After locating the line with "Extract the structured" in the records below, print it and every line after it exactly.

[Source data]

-*-

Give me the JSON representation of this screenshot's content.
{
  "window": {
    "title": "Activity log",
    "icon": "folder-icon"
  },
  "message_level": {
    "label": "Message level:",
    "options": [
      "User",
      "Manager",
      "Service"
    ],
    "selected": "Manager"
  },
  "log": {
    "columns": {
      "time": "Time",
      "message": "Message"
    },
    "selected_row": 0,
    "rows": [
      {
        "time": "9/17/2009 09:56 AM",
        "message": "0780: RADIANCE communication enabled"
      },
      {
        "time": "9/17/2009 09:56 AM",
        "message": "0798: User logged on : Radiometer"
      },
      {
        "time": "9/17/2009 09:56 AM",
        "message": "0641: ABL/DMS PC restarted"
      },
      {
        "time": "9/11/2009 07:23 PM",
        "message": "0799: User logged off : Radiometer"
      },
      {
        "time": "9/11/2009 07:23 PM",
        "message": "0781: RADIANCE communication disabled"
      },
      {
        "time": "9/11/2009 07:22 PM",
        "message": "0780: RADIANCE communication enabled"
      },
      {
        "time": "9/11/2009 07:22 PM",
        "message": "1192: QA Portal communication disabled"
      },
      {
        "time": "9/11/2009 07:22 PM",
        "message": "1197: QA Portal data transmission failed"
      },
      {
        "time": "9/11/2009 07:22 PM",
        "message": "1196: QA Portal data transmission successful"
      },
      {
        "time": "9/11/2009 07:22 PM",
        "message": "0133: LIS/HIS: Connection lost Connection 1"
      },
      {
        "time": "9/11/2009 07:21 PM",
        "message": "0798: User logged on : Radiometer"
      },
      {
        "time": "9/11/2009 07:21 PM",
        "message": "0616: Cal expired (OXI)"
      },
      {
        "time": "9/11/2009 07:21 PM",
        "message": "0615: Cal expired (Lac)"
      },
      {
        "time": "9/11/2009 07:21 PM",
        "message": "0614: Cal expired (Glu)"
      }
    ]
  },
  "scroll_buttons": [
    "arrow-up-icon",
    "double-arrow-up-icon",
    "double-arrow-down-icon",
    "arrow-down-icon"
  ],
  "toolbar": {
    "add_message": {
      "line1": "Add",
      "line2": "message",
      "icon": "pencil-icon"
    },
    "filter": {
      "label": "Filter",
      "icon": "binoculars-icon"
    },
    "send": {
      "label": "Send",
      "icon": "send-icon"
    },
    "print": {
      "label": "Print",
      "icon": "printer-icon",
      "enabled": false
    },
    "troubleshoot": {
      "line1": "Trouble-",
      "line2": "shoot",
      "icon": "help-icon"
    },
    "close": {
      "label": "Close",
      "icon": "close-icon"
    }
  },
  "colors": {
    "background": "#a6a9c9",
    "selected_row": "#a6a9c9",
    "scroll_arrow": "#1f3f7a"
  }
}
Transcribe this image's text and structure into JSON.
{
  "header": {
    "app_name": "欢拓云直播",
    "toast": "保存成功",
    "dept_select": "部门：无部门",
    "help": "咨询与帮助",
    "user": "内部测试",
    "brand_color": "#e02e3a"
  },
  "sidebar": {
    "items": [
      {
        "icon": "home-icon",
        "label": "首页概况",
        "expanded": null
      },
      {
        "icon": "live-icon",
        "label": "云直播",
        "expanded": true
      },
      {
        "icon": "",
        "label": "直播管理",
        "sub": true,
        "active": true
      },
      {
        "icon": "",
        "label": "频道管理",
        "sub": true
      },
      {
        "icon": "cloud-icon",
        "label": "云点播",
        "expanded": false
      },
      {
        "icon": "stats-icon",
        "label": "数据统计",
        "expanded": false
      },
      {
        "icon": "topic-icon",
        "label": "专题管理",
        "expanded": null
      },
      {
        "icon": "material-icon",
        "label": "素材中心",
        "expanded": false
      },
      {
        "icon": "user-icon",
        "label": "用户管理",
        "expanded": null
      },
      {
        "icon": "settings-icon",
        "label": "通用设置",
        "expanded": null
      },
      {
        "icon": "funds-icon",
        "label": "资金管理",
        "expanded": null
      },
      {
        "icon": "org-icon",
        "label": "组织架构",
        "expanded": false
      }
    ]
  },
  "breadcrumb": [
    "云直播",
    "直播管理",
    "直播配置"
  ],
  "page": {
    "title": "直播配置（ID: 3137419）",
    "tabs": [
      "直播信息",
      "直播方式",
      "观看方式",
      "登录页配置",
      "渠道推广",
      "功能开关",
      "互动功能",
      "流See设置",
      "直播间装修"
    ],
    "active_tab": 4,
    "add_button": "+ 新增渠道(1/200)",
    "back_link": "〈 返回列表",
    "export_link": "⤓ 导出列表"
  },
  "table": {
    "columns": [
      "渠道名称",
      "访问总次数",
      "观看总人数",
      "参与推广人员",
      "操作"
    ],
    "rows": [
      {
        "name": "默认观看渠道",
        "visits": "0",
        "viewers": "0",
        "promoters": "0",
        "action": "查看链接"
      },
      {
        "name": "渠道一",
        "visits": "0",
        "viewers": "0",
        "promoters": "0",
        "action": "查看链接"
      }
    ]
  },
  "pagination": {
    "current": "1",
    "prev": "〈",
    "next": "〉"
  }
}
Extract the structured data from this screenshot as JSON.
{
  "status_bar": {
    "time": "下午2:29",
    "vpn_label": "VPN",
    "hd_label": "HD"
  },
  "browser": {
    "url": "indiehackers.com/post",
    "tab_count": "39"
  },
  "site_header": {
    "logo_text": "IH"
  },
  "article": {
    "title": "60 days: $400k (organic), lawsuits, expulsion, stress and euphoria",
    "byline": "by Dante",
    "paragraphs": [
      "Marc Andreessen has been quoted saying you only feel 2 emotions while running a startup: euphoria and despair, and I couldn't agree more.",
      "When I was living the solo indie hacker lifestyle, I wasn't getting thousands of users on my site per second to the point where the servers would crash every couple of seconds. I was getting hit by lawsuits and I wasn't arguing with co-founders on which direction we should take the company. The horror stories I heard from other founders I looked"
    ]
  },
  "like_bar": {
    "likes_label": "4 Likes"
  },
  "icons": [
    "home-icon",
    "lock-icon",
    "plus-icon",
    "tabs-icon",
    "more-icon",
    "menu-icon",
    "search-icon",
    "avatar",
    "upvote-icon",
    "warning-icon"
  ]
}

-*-

:: Response ::
Extract the structured data from this screenshot as JSON.
{
  "status_bar": {
    "time": "下午2:29",
    "vpn_label": "VPN",
    "hd_label": "HD"
  },
  "browser": {
    "url": "indiehackers.com/post",
    "tab_count": "39"
  },
  "site_header": {
    "logo_text": "IH"
  },
  "article": {
    "title": "60 days: $400k (organic), lawsuits, expulsion, stress and euphoria",
    "byline": "by Dante",
    "paragraphs": [
      "Marc Andreessen has been quoted saying you only feel 2 emotions while running a startup: euphoria and despair, and I couldn't agree more.",
      "When I was living the solo indie hacker lifestyle, I wasn't getting thousands of users on my site per second to the point where the servers would crash every couple of seconds. I was getting hit by lawsuits and I wasn't arguing with co-founders on which direction we should take the company. The horror stories I heard from other founders I looked"
    ]
  },
  "like_bar": {
    "likes_label": "4 Likes"
  },
  "icons": [
    "home-icon",
    "lock-icon",
    "plus-icon",
    "tabs-icon",
    "more-icon",
    "menu-icon",
    "search-icon",
    "avatar",
    "upvote-icon",
    "warning-icon"
  ]
}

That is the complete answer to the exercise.